> [Materials provided]
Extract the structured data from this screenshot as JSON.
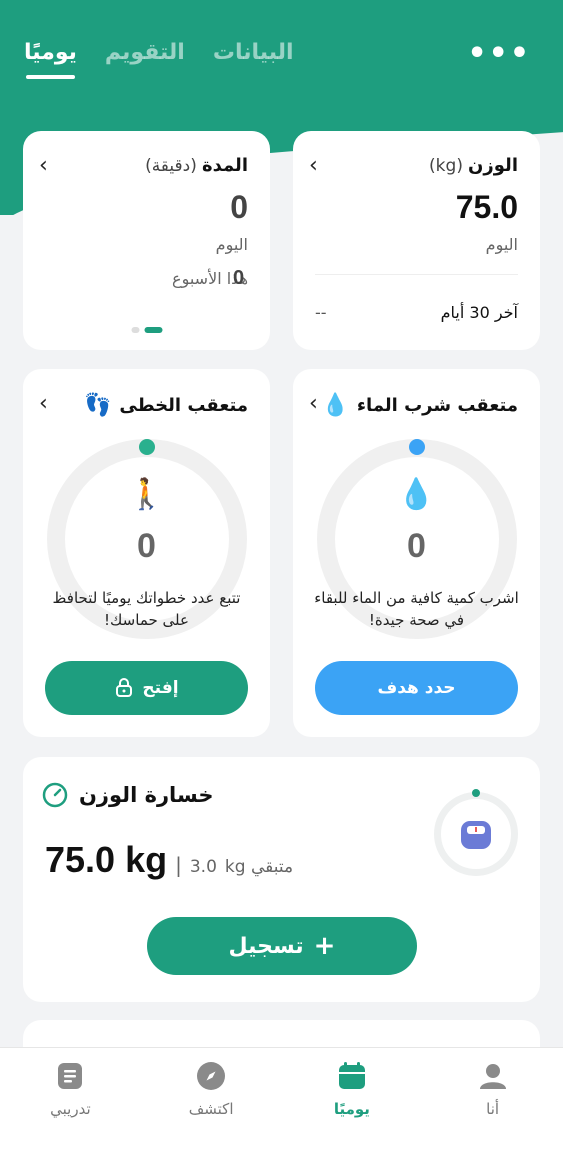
{
  "header": {
    "tabs": [
      {
        "label": "يوميًا",
        "active": true
      },
      {
        "label": "التقويم",
        "active": false
      },
      {
        "label": "البيانات",
        "active": false
      }
    ],
    "more_icon": "more-horizontal-icon"
  },
  "weight_card": {
    "title": "الوزن",
    "unit": "(kg)",
    "value": "75.0",
    "period": "اليوم",
    "last_label": "آخر 30 أيام",
    "last_value": "--"
  },
  "duration_card": {
    "title": "المدة",
    "unit": "(دقيقة)",
    "value": "0",
    "period": "اليوم",
    "week_label": "هذا الأسبوع",
    "week_value": "0"
  },
  "water_card": {
    "title": "متعقب شرب الماء",
    "value": "0",
    "desc": "اشرب كمية كافية من الماء للبقاء في صحة جيدة!",
    "button": "حدد هدف",
    "accent": "#3ba3f5"
  },
  "steps_card": {
    "title": "متعقب الخطى",
    "value": "0",
    "desc": "تتبع عدد خطواتك يوميًا لتحافظ على حماسك!",
    "button": "إفتح",
    "accent": "#1e9e7f"
  },
  "loss_card": {
    "title": "خسارة الوزن",
    "current": "75.0 kg",
    "remaining_label": "kg متبقي",
    "remaining_value": "3.0",
    "register": "تسجيل"
  },
  "bottom_nav": [
    {
      "label": "تدريبي",
      "icon": "clipboard-icon",
      "active": false
    },
    {
      "label": "اكتشف",
      "icon": "compass-icon",
      "active": false
    },
    {
      "label": "يوميًا",
      "icon": "calendar-icon",
      "active": true
    },
    {
      "label": "أنا",
      "icon": "user-icon",
      "active": false
    }
  ],
  "colors": {
    "brand": "#1e9e7f",
    "blue": "#3ba3f5"
  }
}
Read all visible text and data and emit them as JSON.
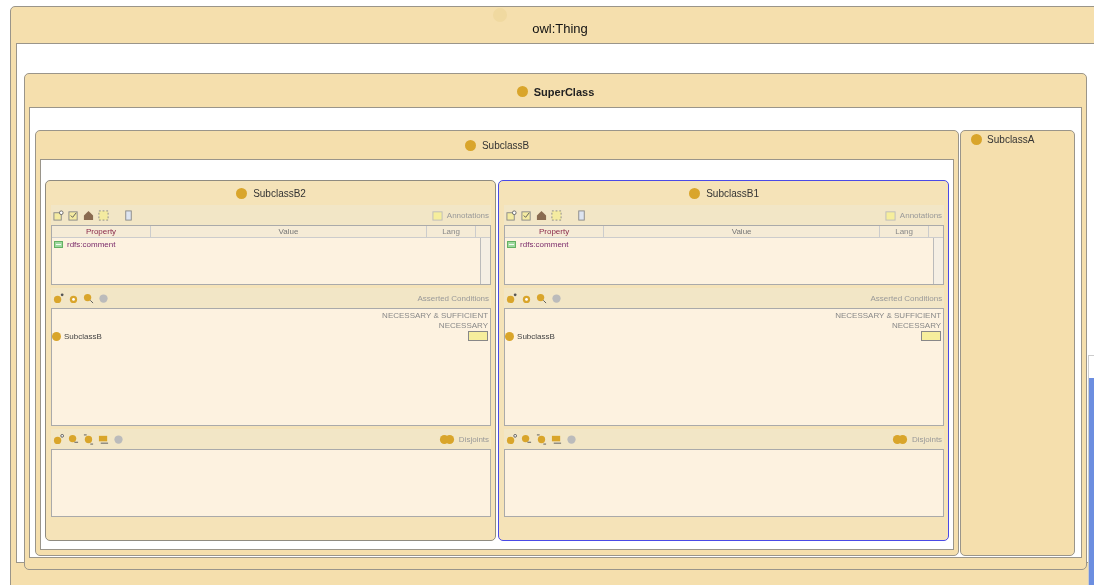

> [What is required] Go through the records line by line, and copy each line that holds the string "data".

> [Solution to this task]
Extract the structured data from this screenshot as JSON.
Read all visible text and data and emit them as JSON.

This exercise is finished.